The setting of the Confidence Level defines how secure we want to be to be to express a statistical test result.
When we for example claim that a certain difference of percentages or means is significant, or that a certain result 11% has a confidence interval at +/- 1,1 this does not mean that we can be 100% sure of this result, but we can be sure on a certain level.
Setting the Confidence level is set at 95% (most commonly used level in market research) this is an indication that we can be 95% sure that the result is significant or that we can be 95% sure that the true result in the population is within 9,9 -12,1%.
Most researchers use 90%, 95% or 99% Confidence Intervals (the most commonly used is 95% which is the default setting in OfficeReports).
In regards to Sample Size, it is simply the larger the better, as a larger sample size will more accurately reflect/represent the population. The larger the sample size means the smaller the confidence interval needs to be set at for a given confidence level.

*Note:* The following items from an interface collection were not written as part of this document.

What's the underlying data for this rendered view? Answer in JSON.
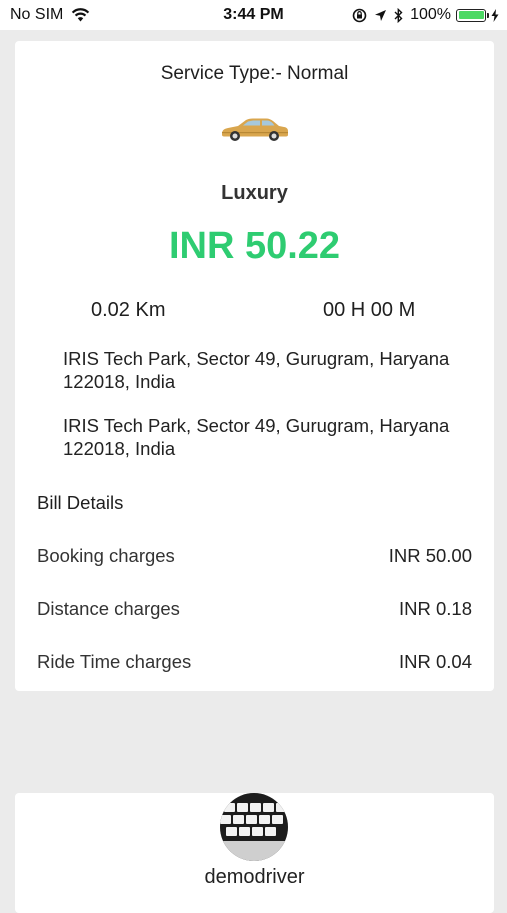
{
  "status_bar": {
    "carrier": "No SIM",
    "time": "3:44 PM",
    "battery": "100%"
  },
  "trip": {
    "service_type": "Service Type:- Normal",
    "vehicle_icon": "car-icon",
    "vehicle_name": "Luxury",
    "fare": "INR 50.22",
    "distance": "0.02 Km",
    "duration": "00 H 00 M",
    "pickup_address": "IRIS Tech Park, Sector 49, Gurugram, Haryana 122018, India",
    "drop_address": "IRIS Tech Park, Sector 49, Gurugram, Haryana 122018, India"
  },
  "bill": {
    "title": "Bill Details",
    "rows": [
      {
        "label": "Booking charges",
        "value": "INR 50.00"
      },
      {
        "label": "Distance charges",
        "value": "INR 0.18"
      },
      {
        "label": "Ride Time charges",
        "value": "INR 0.04"
      }
    ]
  },
  "driver": {
    "name": "demodriver"
  },
  "colors": {
    "fare_green": "#2ecc71",
    "background": "#ebebeb",
    "battery_green": "#4cd964"
  }
}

When adding confidence interval to a table OfficeReports by default assume that the sample represents a large population and the sample represents less than 10% of the population. If the sample represents a significant proportion of the population (> 10%) we can enter the Population Size in order to adjust the test formula. As a consequence, the confidence interval reduces when the sample proportion get high.
We can add confidence intervals to percentages in frequency tables.

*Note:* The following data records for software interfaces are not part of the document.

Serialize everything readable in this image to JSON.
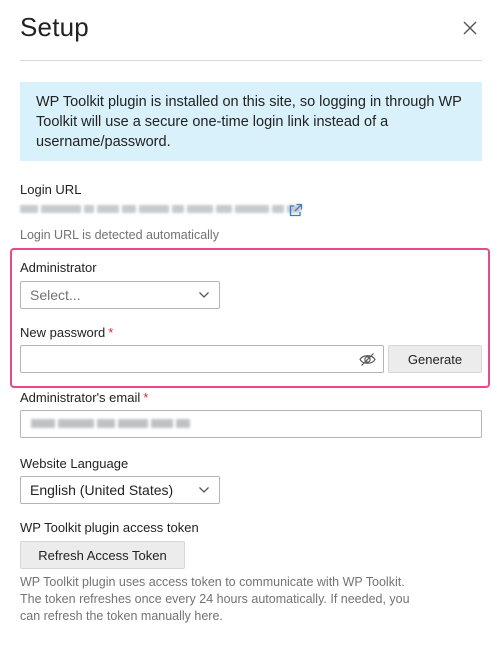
{
  "dialog": {
    "title": "Setup",
    "info_text": "WP Toolkit plugin is installed on this site, so logging in through WP Toolkit will use a secure one-time login link instead of a username/password."
  },
  "login_url": {
    "label": "Login URL",
    "hint": "Login URL is detected automatically"
  },
  "administrator": {
    "label": "Administrator",
    "selected": "Select..."
  },
  "new_password": {
    "label": "New password",
    "required_mark": "*",
    "value": "",
    "generate_label": "Generate"
  },
  "admin_email": {
    "label": "Administrator's email",
    "required_mark": "*"
  },
  "website_language": {
    "label": "Website Language",
    "selected": "English (United States)"
  },
  "access_token": {
    "label": "WP Toolkit plugin access token",
    "button_label": "Refresh Access Token",
    "hint": "WP Toolkit plugin uses access token to communicate with WP Toolkit. The token refreshes once every 24 hours automatically. If needed, you can refresh the token manually here."
  },
  "icons": [
    "close-icon",
    "external-link-icon",
    "chevron-down-icon",
    "eye-slash-icon"
  ],
  "colors": {
    "info_background": "#d9f1fa",
    "highlight_border": "#e9498a",
    "required": "#d02e3b",
    "link": "#3a7fc6"
  }
}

The output is an extra column displaying the confidence level, based on the confidence level defined in ‘SignificanceàConfidence Interval’ (default= 95%).
For example, the confidence level to 23% is 3,6 which means that we can be 95% sure that between 19,4 – 26,6% of the population strongly agree with the statement ‘I understand my benefit plan ‘.
When ‘Mean’ is defined as a part of a frequency table ‘Mean Confidence’ can be added to the frequency table:
In this example, we can be 95% sure that the mean in the population is between 3,0 – 3,2: